Searching for twinning genes
It is common knowledge that in some families more twins are born than in other families. Our previous research has shown that heritability plays a role in the dizygotic twin pregnancy. The big question is which gene or genes are responsible.
These genes could be involved in the regulation of hormones (sex hormones such as the luteinizing hormone (LH) and the follicle stimulating hormone (FSH)). These hormones ensure the maturation of an ovary follicle and the release of a follicle so it can be fertilized. When there is too much FSH in the blood, this could result in the simultaneous maturation of more than one ovary follicle. At ovulation more than one follicle will be released and when two of these are fertilised, this results in a dizygotic twin pregnancy.

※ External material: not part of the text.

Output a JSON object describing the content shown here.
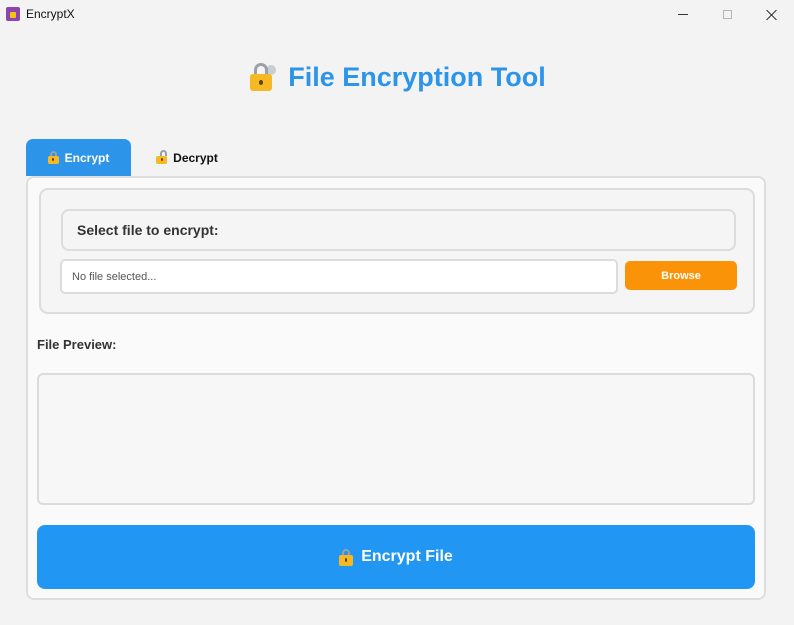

In collaboration with the Queensland Institute of Medical Research, we examined the genes responsible for the occurrence of a dizygotic twin pregnancy. In the Netherlands and in Australia we asked sisters who both were mother of a dizygotic twin to participate in the study, since they may be carriers of the gene or genes that we are searching for. Daughters may inherit this gene from their mother but also from their father. We therefore also studied the genes of the parents of these sister pairs (the grandparents of the twins). Though we found some evidence for the involvement of the FSH gene, that was supported also by further study in a USA sample, it was clear that we needed far larger numbers to draw definite conclusions about the genes involved in the dizygotic twin pregnancy.
To this purpose the TWINNING consortium was recently set up. Combining whole genome association data from twin registers from all over the world, a large-scale effort is ongoing to finally identify the genes involved. Results are expected in the near future.
More on the Twinning GWAS consortium
The Twinning Gwas Consortium (TGC) is a highly collaborative international consortium set up to characterize the genetic basis of twinning in humans. We have collected over 35,000 individuals of European ancestry from six large twin registries collected in the World (Netherlands, Australia, USA, UK, Finland. Sweden). Our approach was aimed at conducting a meta-analyses of genome-wide association studies to identify genetic polymorphisms associated with Twinning, defined as the birth of multiple babies at once. Knowledge of these genes will identify key mechanisms controlling ovarian function and provide a greater understanding of female fertility and infertility, the most common reproductive disorder. Major advances have been made in the treatment of infertility, but it is clear that important issues remain. While assisted reproductive technologies (ART) are successful in generating pregnancies, it has resulted in a major increase in twinning frequencies. On average, 25% of in vitro fertilization (IVF) pregnancies result in twins and the figure can be as high as 40-50% with associated risks to both mother and infants. Recent reports highlight the adverse outcomes for twin pregnancies following ART and the high costs to the health care system. This project will address two forms of twinning: Dizygotic (DZ) twinning and Monozygotic (MZ) twinning.
Dizygotic are twins which result from the fertilization of 2 different eggs with 2 different sperms. DZ twins are known also as fraternal twins. Early association studies of DZ twinning were with obvious candidate genes, including those for peptide hormones known to be involved in reproduction (FSHB, FSHR, LHB, inhibins, GNRH and FST) as well as less obvious ones including the fragile-X syndrome gene FRAXA, PPARG and MTHFR. As with candidate gene studies in most other complex traits, results have been mixed and only few replicable associations have been found. Many of these studies were also statistically underpowered given current ideas of gene effect sizes. It is now clearly necessary to take a more global approach to this problem, using genome wide association with a very large population to obtain adequate statistical power.
Monozygotic twins result from the fertilization of one egg and one sperm. The fertilized embryo then splits within days after fertilization resulting in two individuals which usually share the same chromosomes. Monozygotic twins are also known as identical or maternal twins. There is no clear evidence yet for the implication of hereditary factors in a genetic contribution to having monozygotic twins. However, in some rare cases MZ twinning seems to be segregating in families. And although this is likely a rare allele with substantial effect Mendelian trait, given the enrichment that twin studies have in their data for MZ twins as well as DZ twins this might be the right sample to look for these specific mutations.